Drukpa Kuenley

He travelled the length and breadth of Bhutan and Tibet as a Neljorpa (yogi) using songs, humour and outrageous behaviour to dramatize his teachings to the common man. This down to earth technique helped him to teach the dharma in a language that the common man related to. He probably felt that the stiffness of the clergy and social conventions which were keeping people from learning the true teachings of Buddha.

In a way, his outrageous, often obscene, actions and sexual antics were a deliberate tactic developed by him to provoke people to discard their inhibitions and preconceptions and concentrate on more profound aspects of life.

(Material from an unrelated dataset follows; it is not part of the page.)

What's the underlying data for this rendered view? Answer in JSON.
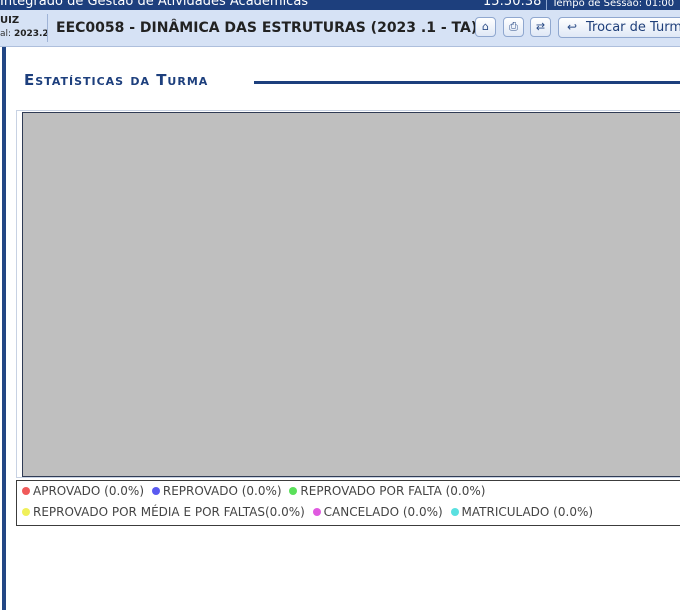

Tango monastery is apparently the proud owner of a thanka (religious painting) that Kuenley urinated on! He is also credited with having created Bhutan’s strange animal, the Takin (now the national animal of Bhutan), by sticking the head of a goat onto the body of a cow!

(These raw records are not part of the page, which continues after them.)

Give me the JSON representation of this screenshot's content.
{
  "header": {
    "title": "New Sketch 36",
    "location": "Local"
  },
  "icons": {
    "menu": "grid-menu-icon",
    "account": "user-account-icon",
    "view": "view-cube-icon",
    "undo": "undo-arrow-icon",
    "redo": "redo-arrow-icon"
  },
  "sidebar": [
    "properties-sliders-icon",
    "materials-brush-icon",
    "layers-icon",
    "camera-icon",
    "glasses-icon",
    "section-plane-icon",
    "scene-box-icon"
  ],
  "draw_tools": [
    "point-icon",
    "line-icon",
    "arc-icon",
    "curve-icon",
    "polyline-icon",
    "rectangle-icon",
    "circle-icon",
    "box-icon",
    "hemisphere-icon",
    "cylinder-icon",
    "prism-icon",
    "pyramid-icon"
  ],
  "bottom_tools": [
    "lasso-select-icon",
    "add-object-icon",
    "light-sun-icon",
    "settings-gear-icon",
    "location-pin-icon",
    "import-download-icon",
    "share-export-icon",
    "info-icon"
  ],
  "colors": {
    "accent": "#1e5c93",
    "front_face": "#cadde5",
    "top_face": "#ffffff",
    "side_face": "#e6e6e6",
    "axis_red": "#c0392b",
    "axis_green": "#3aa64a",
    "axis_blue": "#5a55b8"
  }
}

Interesting Facts about Chimmi Lhakhang and Lama Drukpa Kuenley 

Chimmi Lhakhang was built by Ngawang Choegyel in 1499, later the site was blessed by Drukpa Kuenley. Lama Drukpa Kuenley built the small Chorten (stupa), which is located adjacent to the temple.

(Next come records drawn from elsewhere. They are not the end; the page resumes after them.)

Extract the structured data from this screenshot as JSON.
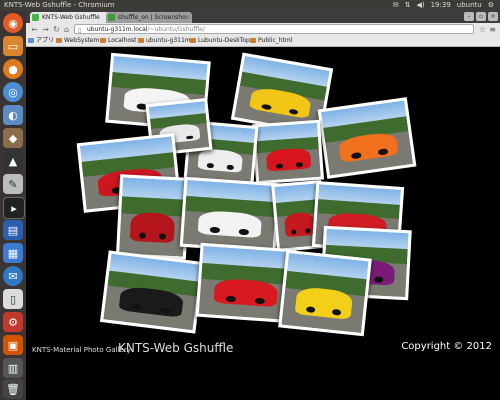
{
  "panel": {
    "window_title": "KNTS-Web Gshuffle - Chromium",
    "indicators": [
      "✉",
      "⇅",
      "◀)",
      "19:39",
      "ubuntu",
      "⚙"
    ]
  },
  "tabs": [
    {
      "label": "KNTS-Web Gshuffle",
      "active": true
    },
    {
      "label": "shuffle_on | Screensho",
      "active": false
    }
  ],
  "toolbar": {
    "url_host": "ubuntu-g311m.local",
    "url_path": "/~ubuntu/Gshuffle/"
  },
  "bookmarks": [
    "アプリ",
    "WebSystem",
    "Localhost",
    "ubuntu-g311m",
    "Lubuntu-DeskTop",
    "Public_html"
  ],
  "photos": [
    {
      "car": "white-lamborghini",
      "color": "#f4f4f4"
    },
    {
      "car": "yellow-porsche",
      "color": "#f2c616"
    },
    {
      "car": "orange-lamborghini",
      "color": "#f0701e"
    },
    {
      "car": "red-ferrari",
      "color": "#d8141c"
    },
    {
      "car": "white-lamborghini-2",
      "color": "#eeeeee"
    },
    {
      "car": "white-car",
      "color": "#e9e9e9"
    },
    {
      "car": "red-porsche",
      "color": "#cc1620"
    },
    {
      "car": "red-interior",
      "color": "#b4151b"
    },
    {
      "car": "white-pagani",
      "color": "#f2f2f2"
    },
    {
      "car": "red-lamborghini-doors",
      "color": "#c41a1f"
    },
    {
      "car": "red-ferrari-2",
      "color": "#d11c24"
    },
    {
      "car": "purple-lamborghini",
      "color": "#7a1b78"
    },
    {
      "car": "black-lamborghini",
      "color": "#1a1a1a"
    },
    {
      "car": "red-ferrari-3",
      "color": "#d8191f"
    },
    {
      "car": "yellow-lamborghini",
      "color": "#f3cf1a"
    }
  ],
  "footer": {
    "site": "KNTS-Material Photo Gallery",
    "title": "KNTS-Web Gshuffle",
    "copyright": "Copyright © 2012"
  }
}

Although Chimmi Lhakhang is made popular by the most revered figure ‘the divine madman’ who carried the thunderbolt of wisdom in the shape of a Phallus. On the contrary, in ChimmiLhakhang itself, you won’t find any phallic symbols on the temple walls. In fact, they are generally not depicted in community temples and dzongs, which are places of worship where lamas and other Buddhist monks and nuns who have adopted a celibate lifestyle, pursuing religious and spiritual attainment.

Lama Drukpa Kuenley’s unorthodox teachings of the Dharma through sexual exploits became legendry even as flying phalluses on ropes and strings high above rooftops of houses or brightly painted on walls are enduring testaments of his fame that spread far and wide across the kingdom, Tibet as well and perhaps even beyond.

Chimmi Lhakhang is widely known as the ‘fertility temple’ in Bhutan. There are even numerous anecdotes about non-Buddhist tourists who surprisingly (probably as desperate as they were) even prayed in Chimmi Lhakhang to bless them with children. Local couples religiously pay homage to Drukpa Kuenley as the father of fertility.

Unlike other temples in Bhutan, if you happen to go to Chimmi Lhakhang, the caretaker Lama blesses pilgrims, even unsuspecting ones with a wooden phallus along with the bow and arrow believed to have once belonged to Lam Drukpa Kuenley. The woman who desires or longs to bear a child is made to carry a massive wooden phallus and circumambulate the temple three times.

As is the custom in Bhutan, many parents with newly born babies visit a Lama or a monk for the christening of the newborn. If a newborn acquires the name from Chimmi Lhakhang, the first name invariably turns out to be ‘Kinley’! If you happen to know somebody named Kinley, ask him how he acquired the name!

Around the vicinity of Chimmi Lhakhang, handicraft and painting shops are mushrooming everywhere but the most common item you find there happens to be wooden phalluses of all shapes and sizes. It is generally believed that wearing or keeping a phallus will ward off evils. Therefore, I reckon you buy one for yourself if you happen to be there.

In order to give you all an insight into the antics of Drukpa Kuenley, here’s a piece of poetry he wrote (of course, translated from his original text) on one occasion when he met his contemporary Pema Lingpa:

I, the madman from Kyishodruk, Wander around from place to place I believe in lamas when it suits me I practice the Dharma in my own way I choose any qualities, they are all illusions Any gods, they are all the Emptiness of the Mind I use fair and foul words for Mantras, it’s all the same My meditation practice is girls and wine I do whatever I feel like, strolling around in the Void Last time I saw you with the Bumthang trulku With my great karmic background, I could approach Indeed it was auspicious to meet you on my pilgrim’s round!

If you would want to know more about Lam Drukpa Kuenley’s biography and collection of songs, poems and bar-room anecdotes, try Keith Dowman’s The Divine Madman.